REQUIRED ACTION:
The entries below should be given again exactly, minus their pictures.

(Dataset rows describing interfaces)
----------

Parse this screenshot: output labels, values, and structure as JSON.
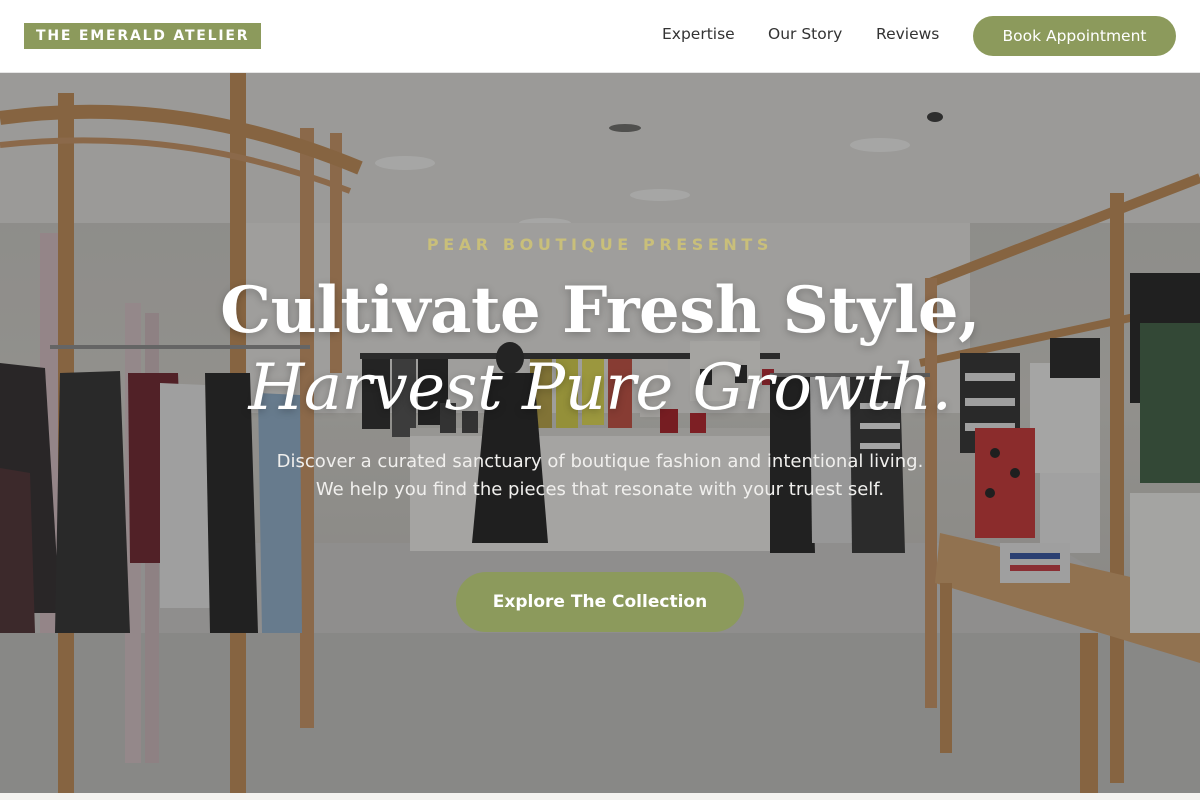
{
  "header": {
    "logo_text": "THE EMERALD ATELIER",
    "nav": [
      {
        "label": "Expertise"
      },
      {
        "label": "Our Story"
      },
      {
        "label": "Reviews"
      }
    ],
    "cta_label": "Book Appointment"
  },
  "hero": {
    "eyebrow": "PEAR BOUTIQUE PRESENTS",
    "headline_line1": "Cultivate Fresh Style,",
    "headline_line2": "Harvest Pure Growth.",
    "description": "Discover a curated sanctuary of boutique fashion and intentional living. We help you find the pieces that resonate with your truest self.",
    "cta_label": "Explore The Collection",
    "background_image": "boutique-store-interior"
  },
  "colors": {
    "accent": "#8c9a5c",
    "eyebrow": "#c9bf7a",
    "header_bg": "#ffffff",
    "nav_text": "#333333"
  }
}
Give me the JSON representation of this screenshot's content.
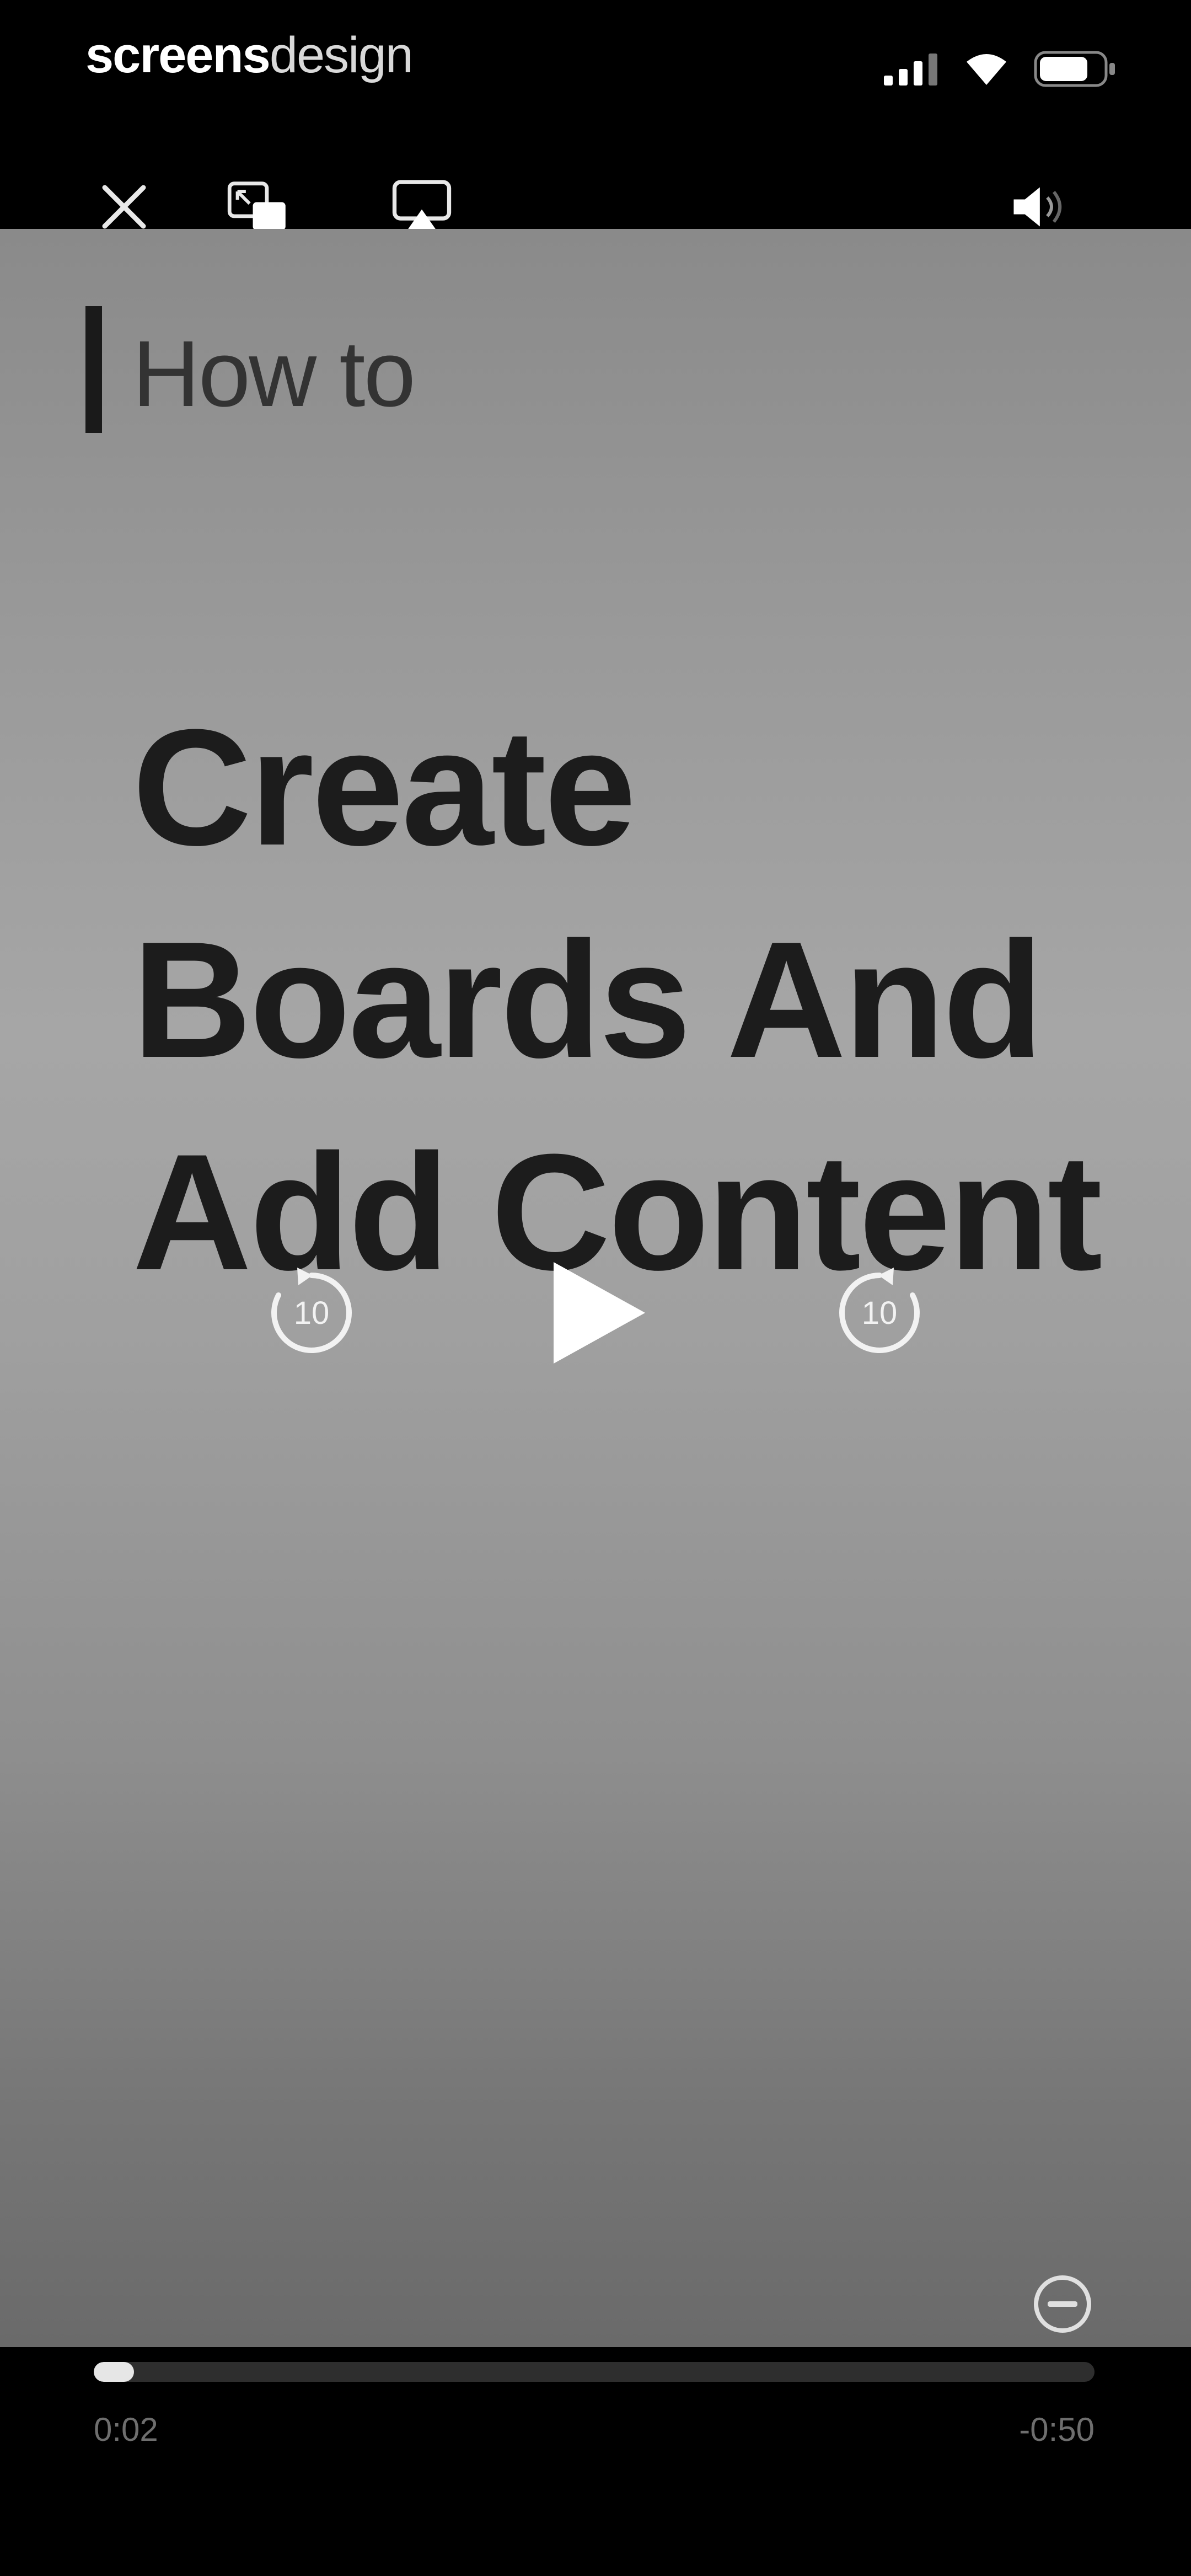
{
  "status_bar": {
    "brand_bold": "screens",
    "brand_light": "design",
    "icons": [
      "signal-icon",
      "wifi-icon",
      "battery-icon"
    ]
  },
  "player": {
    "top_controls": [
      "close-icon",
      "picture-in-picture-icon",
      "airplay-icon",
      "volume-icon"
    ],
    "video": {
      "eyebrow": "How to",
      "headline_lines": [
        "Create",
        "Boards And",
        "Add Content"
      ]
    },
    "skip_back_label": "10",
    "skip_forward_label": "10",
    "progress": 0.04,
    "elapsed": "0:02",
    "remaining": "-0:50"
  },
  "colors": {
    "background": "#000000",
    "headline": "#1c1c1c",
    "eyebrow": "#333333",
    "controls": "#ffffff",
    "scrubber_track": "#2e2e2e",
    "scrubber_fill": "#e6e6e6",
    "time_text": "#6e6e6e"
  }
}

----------

RESPONSE TO THIS TASK:
Parse this screenshot: output labels, values, and structure as JSON.
{
  "header": {
    "logo_text": "THE EMERALD ATELIER",
    "nav": [
      {
        "label": "Expertise"
      },
      {
        "label": "Our Story"
      },
      {
        "label": "Reviews"
      }
    ],
    "cta_label": "Book Appointment"
  },
  "hero": {
    "eyebrow": "PEAR BOUTIQUE PRESENTS",
    "headline_line1": "Cultivate Fresh Style,",
    "headline_line2": "Harvest Pure Growth.",
    "description": "Discover a curated sanctuary of boutique fashion and intentional living. We help you find the pieces that resonate with your truest self.",
    "cta_label": "Explore The Collection",
    "background_image": "boutique-store-interior"
  },
  "colors": {
    "accent": "#8c9a5c",
    "eyebrow": "#c9bf7a",
    "header_bg": "#ffffff",
    "nav_text": "#333333"
  }
}
Give me the JSON representation of this screenshot's content.
{
  "status_bar": {
    "brand_bold": "screens",
    "brand_light": "design",
    "icons": [
      "signal-icon",
      "wifi-icon",
      "battery-icon"
    ]
  },
  "player": {
    "top_controls": [
      "close-icon",
      "picture-in-picture-icon",
      "airplay-icon",
      "volume-icon"
    ],
    "video": {
      "eyebrow": "How to",
      "headline_lines": [
        "Create",
        "Boards And",
        "Add Content"
      ]
    },
    "skip_back_label": "10",
    "skip_forward_label": "10",
    "progress": 0.04,
    "elapsed": "0:02",
    "remaining": "-0:50"
  },
  "colors": {
    "background": "#000000",
    "headline": "#1c1c1c",
    "eyebrow": "#333333",
    "controls": "#ffffff",
    "scrubber_track": "#2e2e2e",
    "scrubber_fill": "#e6e6e6",
    "time_text": "#6e6e6e"
  }
}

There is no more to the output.